DENVER -- The Pirates retooled their offensive approach over the offseason, and with nearly a month's sample size to analyze, the efforts are paying off.
Entering Thursday, the Bucs have the third-highest run total in the Majors, with 119 through their first 22 games. That's 5.41 runs per game, and -- fun fact -- when the Pirates score four or more runs, they're 13-3 (.813 winning percentage).
"It's lineup construction, it's on-base percentage, it's matching up slugging percentage," manager Clint Hurdle said of the comprehensive new approach. "It's trying to pocket different hitters in different spots, so you're not soft in one area. You're not duplicating skills. You're not putting high swing-and-miss guys back-to-back. It's connecting a strong chain where there's no weak link."
Though Pittsburgh is in the bottom third of the league in home run production, the Pirates' lineup has gelled and found ways to be productive.
"I keep telling these guys, 'We've got power in the lineup -- let's focus on run production,'" Hurdle said. "That's where the strengths of these men line up. That's the ability to get on base, the ability to score runs from anywhere in that lineup. We always revisit looking for balls elevated over the plate. You put a good swing on a ball hit over the plate, you hit a home run. The focus needs to get off the homer, the big swing, and to maximize opportunities. That's basically where the conversation started."
Throughout the lineup, there's an approach to seeing more pitches, working deep into counts and ultimately getting on base. The Pirates' .378 on-base percentage is the best in the Majors.

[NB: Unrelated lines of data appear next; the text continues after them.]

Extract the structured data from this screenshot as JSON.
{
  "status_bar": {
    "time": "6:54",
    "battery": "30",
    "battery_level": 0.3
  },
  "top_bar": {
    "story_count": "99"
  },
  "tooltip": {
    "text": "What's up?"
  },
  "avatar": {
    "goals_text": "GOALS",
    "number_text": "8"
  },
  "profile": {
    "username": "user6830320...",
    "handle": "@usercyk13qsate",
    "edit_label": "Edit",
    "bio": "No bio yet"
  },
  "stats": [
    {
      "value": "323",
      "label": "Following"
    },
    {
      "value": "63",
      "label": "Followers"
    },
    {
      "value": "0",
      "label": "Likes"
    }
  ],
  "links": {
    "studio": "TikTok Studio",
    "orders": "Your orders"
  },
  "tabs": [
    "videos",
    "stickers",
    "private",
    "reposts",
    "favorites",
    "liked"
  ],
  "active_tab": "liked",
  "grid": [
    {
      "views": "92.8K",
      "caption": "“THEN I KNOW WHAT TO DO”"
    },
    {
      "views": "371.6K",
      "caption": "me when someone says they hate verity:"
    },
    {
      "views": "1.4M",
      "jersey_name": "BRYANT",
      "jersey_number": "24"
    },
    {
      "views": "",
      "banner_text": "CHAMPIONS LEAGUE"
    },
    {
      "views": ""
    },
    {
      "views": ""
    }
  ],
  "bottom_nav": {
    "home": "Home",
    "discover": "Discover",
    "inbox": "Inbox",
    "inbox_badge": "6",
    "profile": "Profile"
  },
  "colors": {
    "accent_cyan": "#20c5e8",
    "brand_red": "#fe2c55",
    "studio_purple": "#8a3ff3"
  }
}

"From Day One, when all these guys started getting together and having conversations, it was about a pack mentality," Hurdle said. "It was about a relentless approach to getting on base. When someone puts a good swing on the ball that's elevated out over the plate, then you get a multi-run home run that can help bust open a game. When you're consistently on base, you're continuing to put pressure on the defense, you're putting pressure on the pitchers. All those types of things. We're just trying to continually add and leverage the innings by getting guys on base."
For Hurdle and his players, it meant buying into a new approach before the season even started. Hurdle sought the input of his players -- getting their own honest assessment about where their strengths lie -- and incorporating that input into an organizational plan that meant everything from a new-look lineup to a new agenda for workouts in the Grapefruit League.
"They were shared with a thought over the winter, conversations were had so they were understanding what we're trying to build, what we planned on building, and they were asked for their input on the routines, opportunities, work schedules, at-bats -- all of it," Hurdle said. "Then we put the whole package together and ran [it] in Spring Training. Different drills, different routines, a different work regimen, and believing it was going to give us an opportunity to be more consistent coming out of the gate as well as a strong season. It wasn't all about a strong start. I believe those were the reasons the players bought into it."
Owen Perkins is a contributor for MLB.com based in Denver. This story was not subject to the approval of Major League Baseball or its clubs.